These realities mean food insecurity cuts across lines of race, age and employment status.
Minority communities in the Bay Area have been hit the hardest.
The Latino community is “passing through a hard time”, says Vicky Avila-Medrano, a food connection specialist. She runs a program that sends current and former food bank users out into the community, which has been disproportionately affected by the cost-of-living crisis.
“Here in Silicon Valley, we have a big problem. This is a beautiful place to live for people in the tech industry, but we are not working in that industry."
Of course, the problems posed by rising rents aren’t unique to the San Francisco Bay Area. As we noted back in October, rental costs growing faster than disposable income for 22 consecutive months. In September, rent ate up more disposable income than at any prior time in history.
All of this underscores the hypocrisy of the ultra-liberal Bay Area. While well-heeled tech workers spurn anybody who disagrees with their narrow-minded worldview in the name of progress, many of these same workers drift through their daily routines largely ignorant of the dire circumstances of the people who handle their dry cleaning and prepare their food.
Google famously fired former engineer James Damore for publishing an open letter pointing out flaws in the company’s diversity hiring program.
Meanwhile, the more than 10,000 employees who work at the Googleplex in Mountain View, Calif. are some of the biggest contributors to wealth inequality in the region.

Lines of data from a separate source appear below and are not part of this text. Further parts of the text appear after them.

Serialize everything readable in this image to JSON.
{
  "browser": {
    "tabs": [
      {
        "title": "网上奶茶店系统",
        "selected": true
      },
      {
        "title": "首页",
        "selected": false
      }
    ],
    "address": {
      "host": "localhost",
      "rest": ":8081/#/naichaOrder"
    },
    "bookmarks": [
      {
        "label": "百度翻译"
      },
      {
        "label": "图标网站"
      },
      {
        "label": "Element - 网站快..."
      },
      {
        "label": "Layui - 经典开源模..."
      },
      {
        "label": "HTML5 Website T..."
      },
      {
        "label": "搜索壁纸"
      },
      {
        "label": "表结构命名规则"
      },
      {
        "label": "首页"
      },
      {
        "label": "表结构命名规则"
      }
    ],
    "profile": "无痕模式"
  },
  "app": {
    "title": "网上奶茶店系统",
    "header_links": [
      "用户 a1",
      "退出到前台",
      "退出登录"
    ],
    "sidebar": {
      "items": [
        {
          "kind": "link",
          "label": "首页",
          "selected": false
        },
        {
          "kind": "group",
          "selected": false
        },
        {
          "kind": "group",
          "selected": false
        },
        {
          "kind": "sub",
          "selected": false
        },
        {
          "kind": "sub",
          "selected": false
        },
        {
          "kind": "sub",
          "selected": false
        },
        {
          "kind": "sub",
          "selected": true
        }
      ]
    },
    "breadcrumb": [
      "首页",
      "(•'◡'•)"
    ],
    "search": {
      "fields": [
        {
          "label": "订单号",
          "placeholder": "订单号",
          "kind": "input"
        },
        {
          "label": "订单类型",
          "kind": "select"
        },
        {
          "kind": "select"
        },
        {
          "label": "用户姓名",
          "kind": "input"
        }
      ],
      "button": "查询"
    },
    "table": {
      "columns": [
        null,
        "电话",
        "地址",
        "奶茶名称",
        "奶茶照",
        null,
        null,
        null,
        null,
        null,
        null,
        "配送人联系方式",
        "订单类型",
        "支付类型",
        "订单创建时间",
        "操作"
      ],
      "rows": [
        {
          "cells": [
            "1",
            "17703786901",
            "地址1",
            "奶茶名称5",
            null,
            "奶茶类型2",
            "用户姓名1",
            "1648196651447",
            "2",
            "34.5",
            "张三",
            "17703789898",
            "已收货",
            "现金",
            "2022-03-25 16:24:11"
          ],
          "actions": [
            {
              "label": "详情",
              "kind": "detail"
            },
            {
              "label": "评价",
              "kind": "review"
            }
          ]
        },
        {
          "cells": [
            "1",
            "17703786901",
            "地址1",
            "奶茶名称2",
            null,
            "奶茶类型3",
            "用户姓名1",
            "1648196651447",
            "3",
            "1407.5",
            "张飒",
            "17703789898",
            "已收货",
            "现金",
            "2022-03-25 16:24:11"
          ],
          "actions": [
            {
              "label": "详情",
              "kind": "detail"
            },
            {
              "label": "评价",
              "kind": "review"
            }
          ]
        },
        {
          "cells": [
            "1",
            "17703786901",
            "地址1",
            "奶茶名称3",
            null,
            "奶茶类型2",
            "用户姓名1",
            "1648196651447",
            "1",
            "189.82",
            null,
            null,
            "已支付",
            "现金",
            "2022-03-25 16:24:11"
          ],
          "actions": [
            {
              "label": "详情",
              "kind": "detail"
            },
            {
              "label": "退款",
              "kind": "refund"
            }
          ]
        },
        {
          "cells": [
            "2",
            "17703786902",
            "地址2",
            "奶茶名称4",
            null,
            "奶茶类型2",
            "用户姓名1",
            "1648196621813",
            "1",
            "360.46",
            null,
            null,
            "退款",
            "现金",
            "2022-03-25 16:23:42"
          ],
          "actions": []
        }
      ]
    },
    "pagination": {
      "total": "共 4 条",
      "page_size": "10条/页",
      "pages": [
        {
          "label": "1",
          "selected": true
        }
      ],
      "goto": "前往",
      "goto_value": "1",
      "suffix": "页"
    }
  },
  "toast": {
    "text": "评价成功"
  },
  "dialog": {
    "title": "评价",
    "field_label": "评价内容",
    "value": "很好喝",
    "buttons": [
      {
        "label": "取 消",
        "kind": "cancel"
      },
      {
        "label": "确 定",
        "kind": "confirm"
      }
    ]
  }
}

While we're sure the Bay Area's insistence on social equality in the workplace is well intentioned, progress won't feed the working poor.